Ask Dr. Sears: SIDS Risk Baby?
Q. Our baby girl likes to sleep on her stomach, even if you put her on her back or side. She's 5 months old and has been sitting and rolling since 4 months. Should we worry about sudden infant death syndrome (SIDS)?
A. Even though SIDS is high on a parent's worry list, it is actually a rare tragedy, occurring in approximately 1 out of every 1,000 babies. SIDS most commonly occurs between 2 and 4 months of age, and after 6 months the chances of an occurence are even more unlikely. So, your baby is just about past the age where you need to worry.
It sounds like you have a precocious baby who will assume her favorite sleeping position regardless of how you put her to sleep.

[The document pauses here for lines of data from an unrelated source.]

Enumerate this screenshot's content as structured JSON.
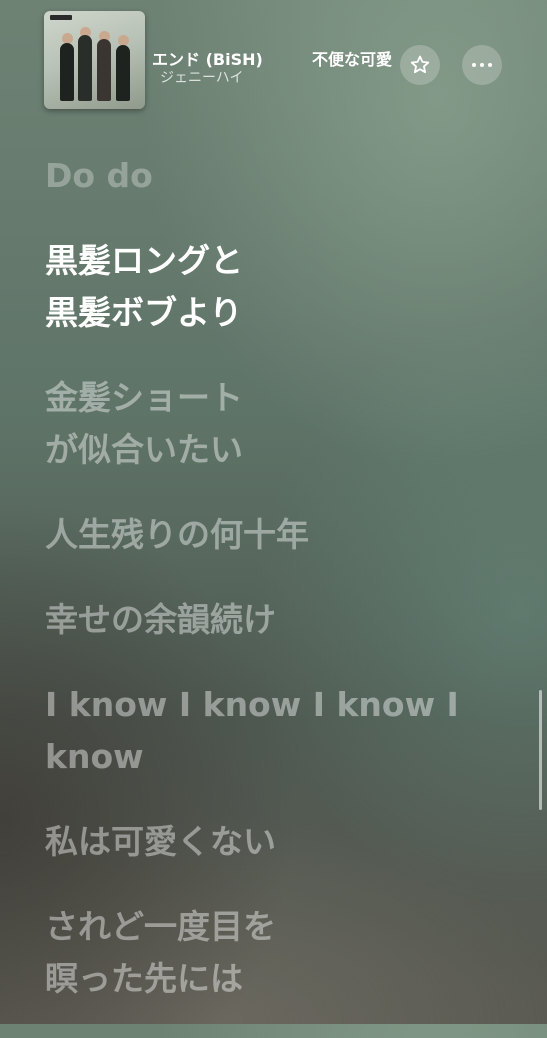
{
  "header": {
    "now_playing_title": "エンド (BiSH)",
    "now_playing_artist": "ジェニーハイ",
    "next_title": "不便な可愛"
  },
  "lyrics": [
    {
      "lines": [
        "Do do"
      ],
      "state": "past"
    },
    {
      "lines": [
        "黒髪ロングと",
        "黒髪ボブより"
      ],
      "state": "current"
    },
    {
      "lines": [
        "金髪ショート",
        "が似合いたい"
      ],
      "state": "upcoming"
    },
    {
      "lines": [
        "人生残りの何十年"
      ],
      "state": "upcoming"
    },
    {
      "lines": [
        "幸せの余韻続け"
      ],
      "state": "upcoming"
    },
    {
      "lines": [
        "I know I know I know I",
        "know"
      ],
      "state": "upcoming"
    },
    {
      "lines": [
        "私は可愛くない"
      ],
      "state": "upcoming"
    },
    {
      "lines": [
        "されど一度目を",
        "瞑った先には"
      ],
      "state": "upcoming"
    }
  ],
  "icons": {
    "favorite": "star-icon",
    "more": "ellipsis-icon"
  }
}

Even though back-sleeping has been proven to be the safest sleeping position, some SIDS researchers believe that babies will intuitively try to find their own individual safest position. That sounds like what your baby is doing.
Up until the past few years, it was believed that there was little that could be done to reduce the risk of SIDS, however new insights have shown that there are, in fact, several major ways parents can protect their children:

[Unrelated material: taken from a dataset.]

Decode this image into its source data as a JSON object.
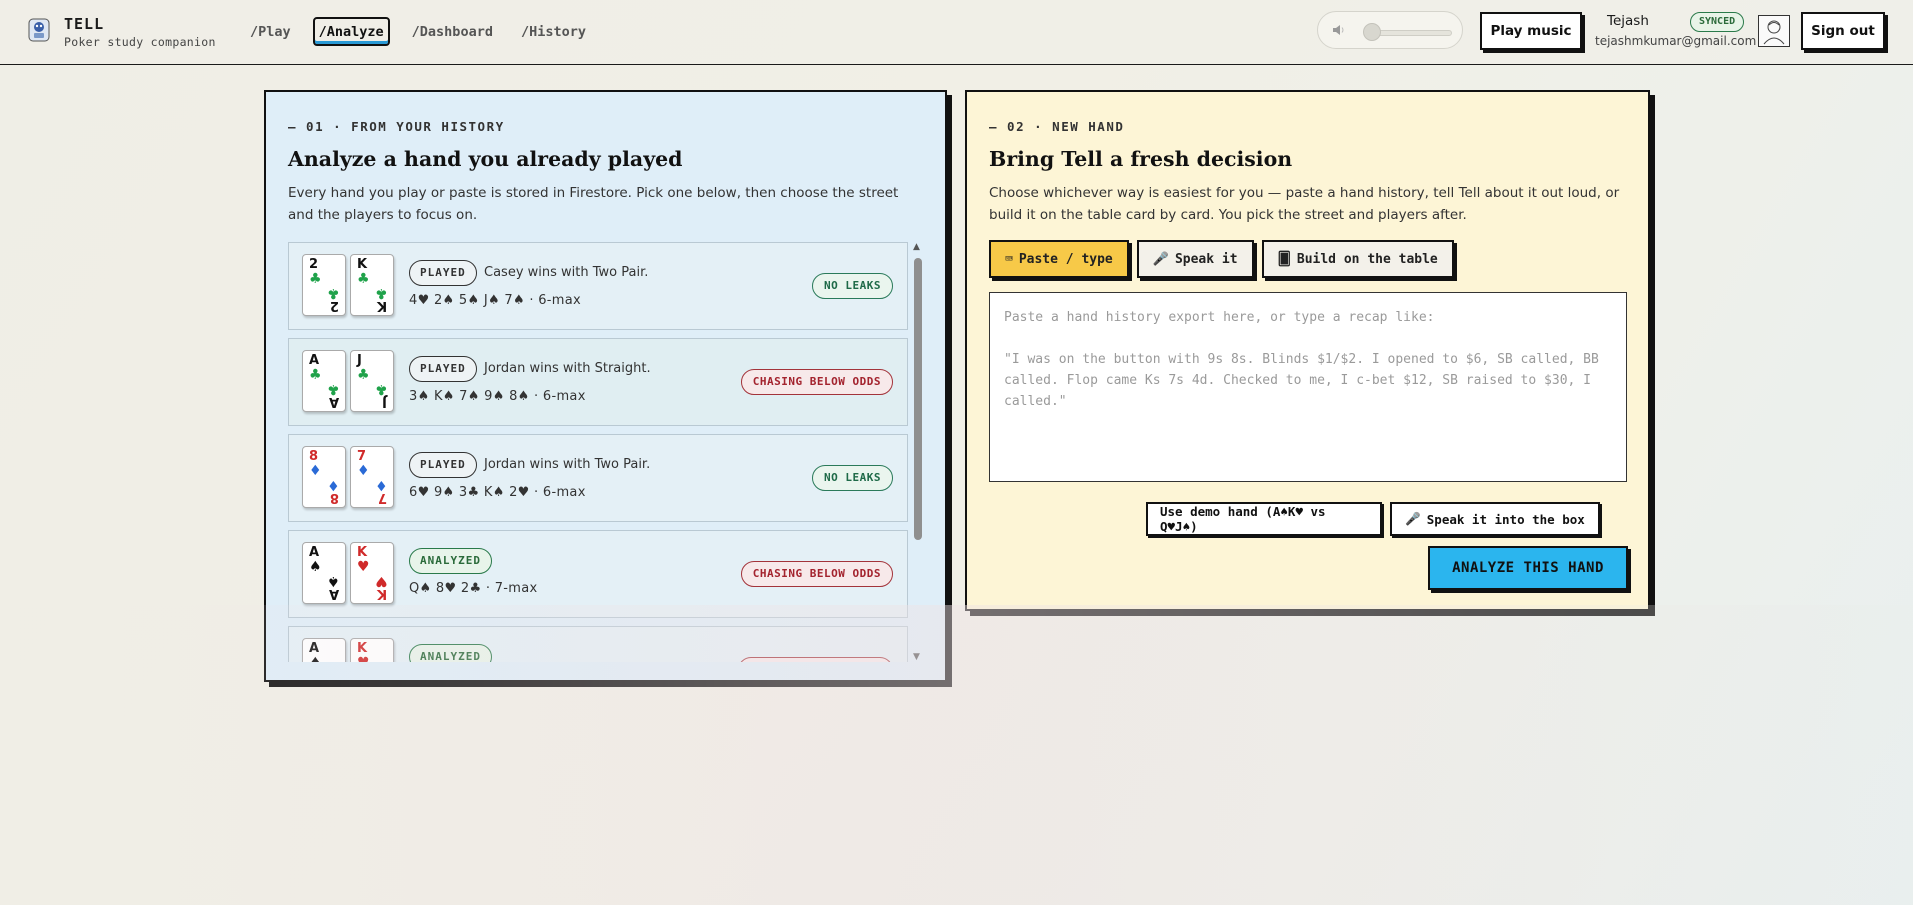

1. Put your babies to sleep on her back, not her tummy. Worldwide "Back to Sleep" campaigns over the past 10 years have resulted in a fifty-percent decline in SIDS rates. It is unknown why back-sleeping reduces the risk of SIDS, yet researchers believe that arousability from sleep -- an infant's built-in protective mechanism -- works better for babies who sleep on their backs rather than their stomachs. Also, babies' breathing systems seem to work better in the back-sleeping position. When sleeping facedown a baby may press her head into the mattress and form a pocket of air around her face, leaving her to rebreath exhaled air with diminished oxygen.
2. Provide your baby with a safe sleeping environment. Avoid putting your baby to sleep on sinky, unsafe surfaces such as beanbags or couches.
3. Breastfeed your baby. SIDS is less common in breastfed babies for several possible reasons. One theory is that nerves around the respiratory control center may be better developed in breastfed babies because breast milk is rich in omega-3 fatty acids (especially DHA). These provide vital nutrients for myelin, the insulating sheath around nerves that help impulses travel faster. Breast milk is also kinder to tiny airways as babies are not allergic to mother's milk, and breast milk also contains immune boosters that fight against chest infection. Another perk is that gastroesophagel reflux (GER) -- which can often lead to stop-breathing episodes -- is less severe in breastfed babies. Finally, both experience and research has shown that breastfed babies sleep differently then bottle-fed ones. Breastfed babies awaken more frequently to feed, mainly because human milk is digested more quickly than formula. Could this easier arousability also "teach" babies to arouse from sleep when they have a need for air? Dr. James Mckenna, director of the Mother Baby Sleep Labatory of the University of Notre Dame has thoroughly studied arousability of breastfed babies, and has concluded that getting babies to sleep too deeply, too early, may not be in their best biological interest. In essence, sleeping deeper does not necessarily mean sleeping safer.
4. Don't smoke around your baby, postnatal or prenatal. Exposure to cigarette smoke greatly increases the risk of SIDS, possibly because nicotine and other poisonous substances in smoke harms the respiratory control center in your baby's developing brain.
I don't recommend using wedges to prop your baby on her side or back. These have never been proven safe or effective and are unlikely to work for a baby with such advanced rolling skills. Try to encourage back-sleeping by putting your baby down to sleep on her back, yet allow her to assume her own favorite sleeping position. Rest assured that SIDS is rare, especially at 6 months, when nearly all babies go to sleep each night and wake up just fine.